Once inside, it was wall-to-wall traffic in the lobby, masses of people moving on a crawl space. Women in bikini tops and Balenciaga sneakers weaving through merch and concession lines, careful not to spill their margaritas. A guy with bleached tips and slip-on Sanuks talking on the phone in the bathroom. He held his mouth close to the microphone as if speaking on speakerphone and said, “You guys don’t want to do shit.”
The arena was almost full and buzzing again. Maybe the energy wasn’t quite the same [Kevin Garnett voice] ANYTHING IS POSSIBLE and maybe there were more skeptics in the mix this time, but the crowd was still hopeful, still on Wembanyama’s side. Casting directors talk about how when an actor comes to an audition, the people in the room want them to be the perfect person for the role. They root for them. They want them to kill it. The summer league crowd handled Wembanyama in the same way. He stepped into a warm room, one that was ready to adore him. There are stumbles and the free kicks have to be solved, but talent this tempting, this newthis strangethis is the kind of thing you want to be in the building for.
And this time, Wembanyama’s game was more in line with the astronomical expectations he has come in with. Twenty-seven points on 9-of-14 shooting, 12 rebounds, three blocks and one steal. Vegas, baby. The city with other chances.
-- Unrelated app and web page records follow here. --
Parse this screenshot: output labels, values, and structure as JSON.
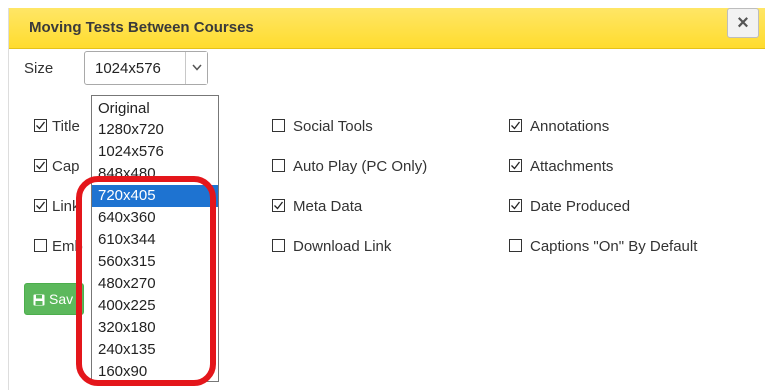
{
  "dialog": {
    "title": "Moving Tests Between Courses",
    "close_label": "×"
  },
  "size": {
    "label": "Size",
    "selected": "1024x576"
  },
  "options": [
    {
      "label": "Title",
      "checked": true
    },
    {
      "label": "Cap",
      "checked": true
    },
    {
      "label": "Link",
      "checked": true
    },
    {
      "label": "Emb",
      "checked": false
    },
    {
      "label": "Social Tools",
      "checked": false
    },
    {
      "label": "Auto Play (PC Only)",
      "checked": false
    },
    {
      "label": "Meta Data",
      "checked": true
    },
    {
      "label": "Download Link",
      "checked": false
    },
    {
      "label": "Annotations",
      "checked": true
    },
    {
      "label": "Attachments",
      "checked": true
    },
    {
      "label": "Date Produced",
      "checked": true
    },
    {
      "label": "Captions \"On\" By Default",
      "checked": false
    }
  ],
  "save_button": {
    "label": "Sav"
  },
  "dropdown": {
    "items": [
      "Original",
      "1280x720",
      "1024x576",
      "848x480",
      "720x405",
      "640x360",
      "610x344",
      "560x315",
      "480x270",
      "400x225",
      "320x180",
      "240x135",
      "160x90"
    ],
    "highlighted": "720x405"
  },
  "colors": {
    "titlebar": "#ffdc2e",
    "save_button": "#5cb85c",
    "selection": "#1e73d1",
    "annotation": "#e4161b"
  }
}
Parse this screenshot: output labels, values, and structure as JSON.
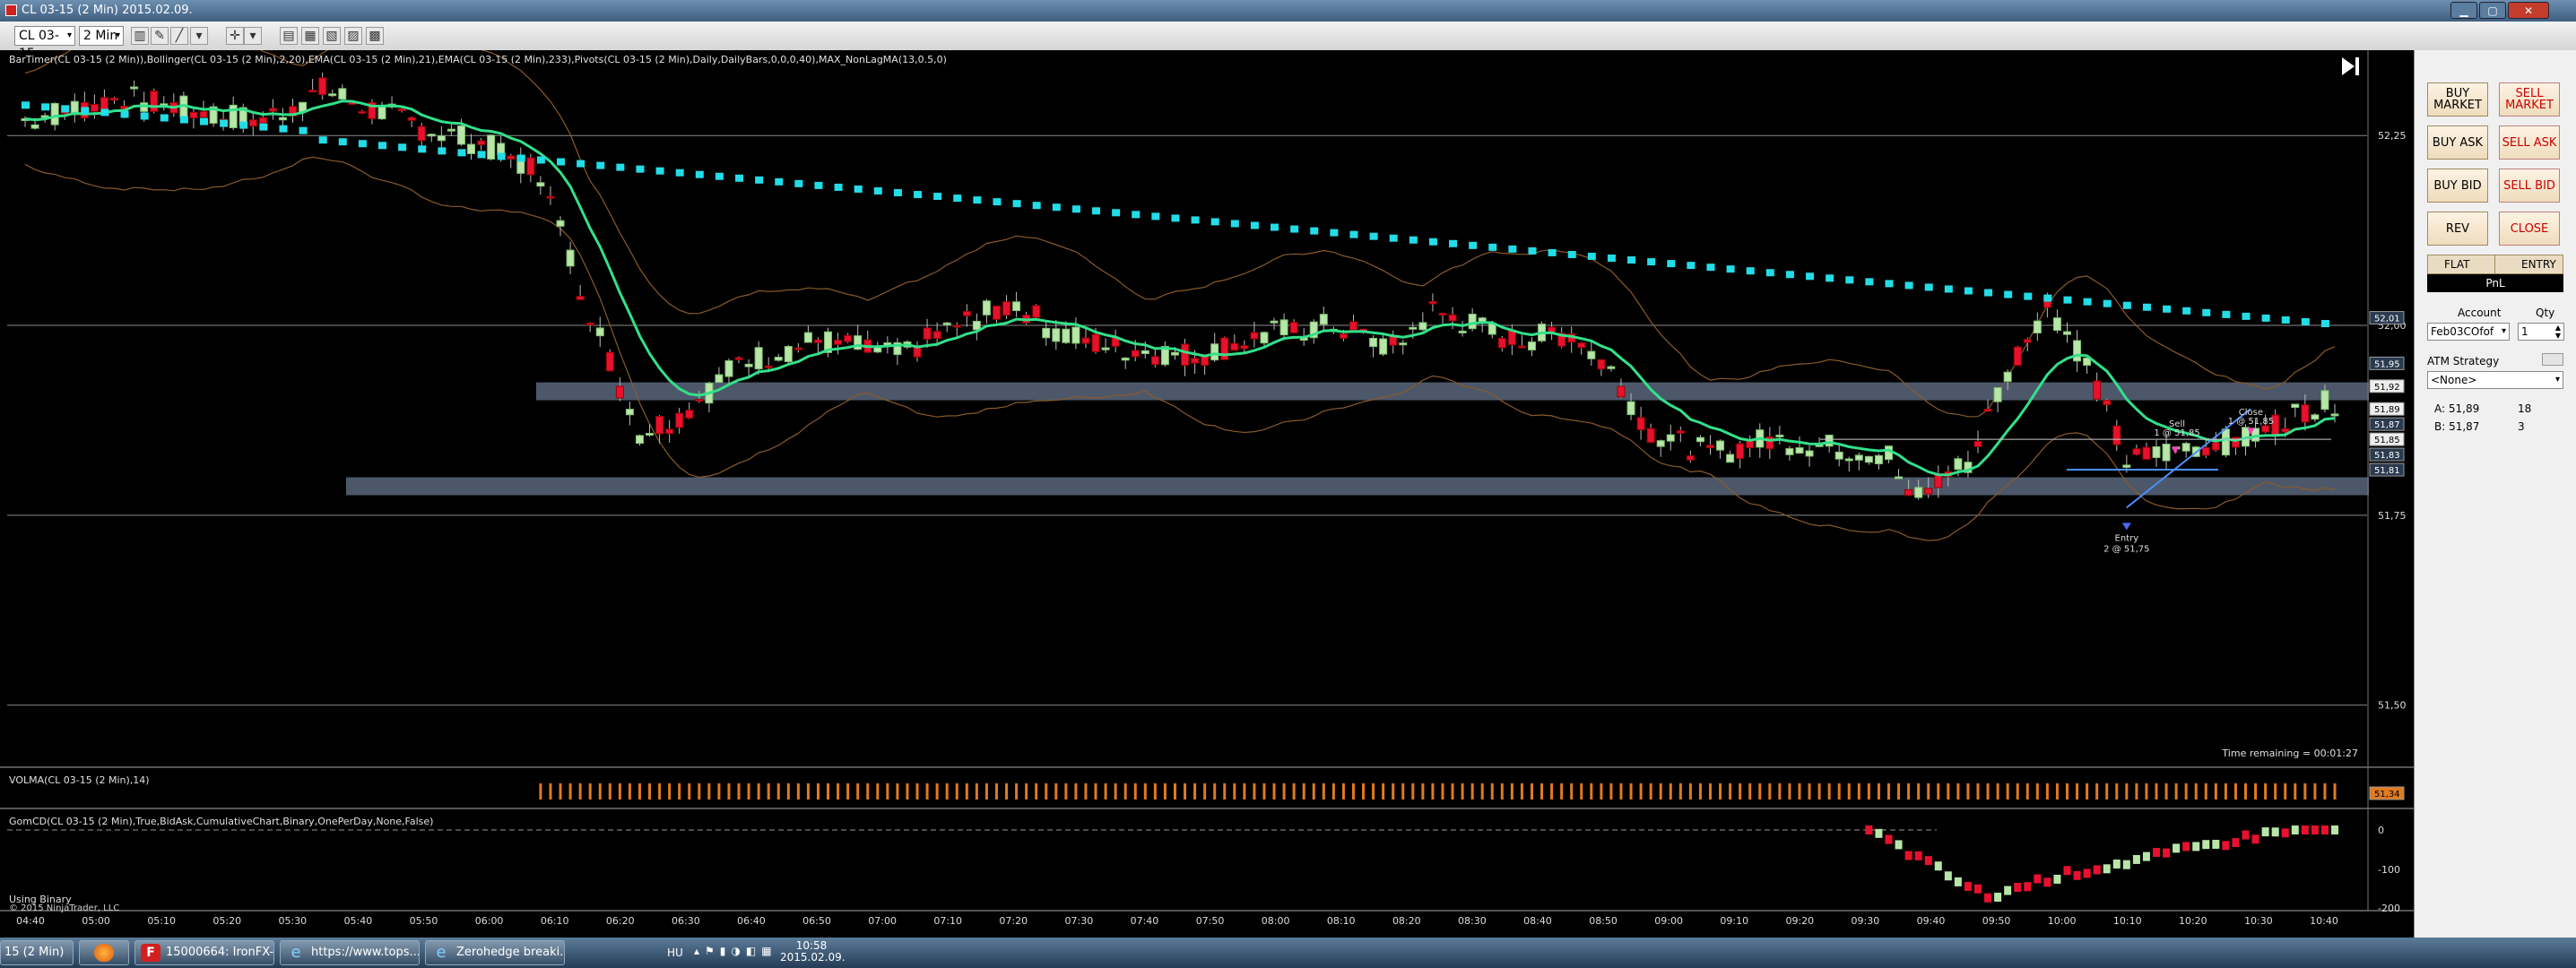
{
  "window": {
    "title": "CL 03-15 (2 Min)  2015.02.09."
  },
  "toolbar": {
    "instrument": "CL 03-15",
    "interval": "2 Min"
  },
  "chart": {
    "indicators_line": "BarTimer(CL 03-15 (2 Min)),Bollinger(CL 03-15 (2 Min),2,20),EMA(CL 03-15 (2 Min),21),EMA(CL 03-15 (2 Min),233),Pivots(CL 03-15 (2 Min),Daily,DailyBars,0,0,0,40),MAX_NonLagMA(13,0.5,0)",
    "time_remaining": "Time remaining = 00:01:27",
    "volume_label": "VOLMA(CL 03-15 (2 Min),14)",
    "gomcd_label": "GomCD(CL 03-15 (2 Min),True,BidAsk,CumulativeChart,Binary,OnePerDay,None,False)",
    "using_binary": "Using Binary",
    "copyright": "© 2015 NinjaTrader, LLC",
    "price_axis": [
      "52,25",
      "52,00",
      "51,75",
      "51,50"
    ],
    "price_badges": [
      "52,01",
      "51,95",
      "51,92",
      "51,89",
      "51,87",
      "51,85",
      "51,83",
      "51,81"
    ],
    "volume_badge": "51,34",
    "gomcd_axis": [
      "0",
      "-100",
      "-200"
    ],
    "time_axis": [
      "04:40",
      "05:00",
      "05:10",
      "05:20",
      "05:30",
      "05:40",
      "05:50",
      "06:00",
      "06:10",
      "06:20",
      "06:30",
      "06:40",
      "06:50",
      "07:00",
      "07:10",
      "07:20",
      "07:30",
      "07:40",
      "07:50",
      "08:00",
      "08:10",
      "08:20",
      "08:30",
      "08:40",
      "08:50",
      "09:00",
      "09:10",
      "09:20",
      "09:30",
      "09:40",
      "09:50",
      "10:00",
      "10:10",
      "10:20",
      "10:30",
      "10:40"
    ],
    "trades": {
      "sell_label": "Sell",
      "sell_detail": "1 @ 51,85",
      "close_label": "Close",
      "close_detail": "1 @ 51,85",
      "entry_label": "Entry",
      "entry_detail": "2 @ 51,75"
    }
  },
  "chart_data": {
    "type": "candlestick",
    "title": "CL 03-15 (2 Min)",
    "ylim": [
      51.43,
      52.36
    ],
    "price_gridlines": [
      52.25,
      52.0,
      51.75,
      51.5
    ],
    "support_resistance_bands": [
      [
        51.92,
        51.91
      ],
      [
        51.8,
        51.79
      ]
    ],
    "volume_profile": "uniform"
  },
  "panel": {
    "buttons": [
      {
        "label": "BUY\nMARKET",
        "red": false
      },
      {
        "label": "SELL\nMARKET",
        "red": true
      },
      {
        "label": "BUY ASK",
        "red": false
      },
      {
        "label": "SELL ASK",
        "red": true
      },
      {
        "label": "BUY BID",
        "red": false
      },
      {
        "label": "SELL BID",
        "red": true
      },
      {
        "label": "REV",
        "red": false
      },
      {
        "label": "CLOSE",
        "red": true
      }
    ],
    "flat": "FLAT",
    "entry": "ENTRY",
    "pnl": "PnL",
    "account_label": "Account",
    "qty_label": "Qty",
    "account_value": "Feb03COfof",
    "qty_value": "1",
    "atm_label": "ATM Strategy",
    "atm_value": "<None>",
    "ask_label": "A: 51,89",
    "ask_size": "18",
    "bid_label": "B: 51,87",
    "bid_size": "3"
  },
  "taskbar": {
    "tasks": [
      {
        "label": "15 (2 Min)"
      },
      {
        "label": ""
      },
      {
        "label": "15000664: IronFX-..."
      },
      {
        "label": "https://www.tops..."
      },
      {
        "label": "Zerohedge breaki..."
      }
    ],
    "lang": "HU",
    "time": "10:58",
    "date": "2015.02.09."
  },
  "colors": {
    "bull": "#b8e6a8",
    "bear": "#e8112d",
    "ema21": "#33e08a",
    "ema233": "#22dde8",
    "band": "#8aa0c0"
  }
}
He shone brightly.
It was indeed production, but there were also hints of further skill and know-how, interstellar moments where he butted his head against his current ability while hinting that his future ceiling might well be something on the level of the Sistine Chapel. There were heavenly pull-ups and improbable posterizations, the crowd could hear every touch, begging for magic, getting it. And the fans loved him for it, stayed loud for him, stayed attentive as the top pick in this year’s draft led the Spurs on a furious comeback that ultimately fell just short. When Wembanyama missed a one-legged runner 3 near the end of the game, it felt like a symbol of both the not-quite-there-yet nature of his current offensive package and his astronomical potential.
The NBA viewing public had come to Vegas as a mass of people hoping to see some bigger talent put on a show they will remember. Finally, Wembanyama gave them one. That’s what stars do. Interplanetary dynamics. He is a space invader. Don’t let the slow start fool you. The takeover still feels imminent. The basketball universe has expanded. The aliens are here.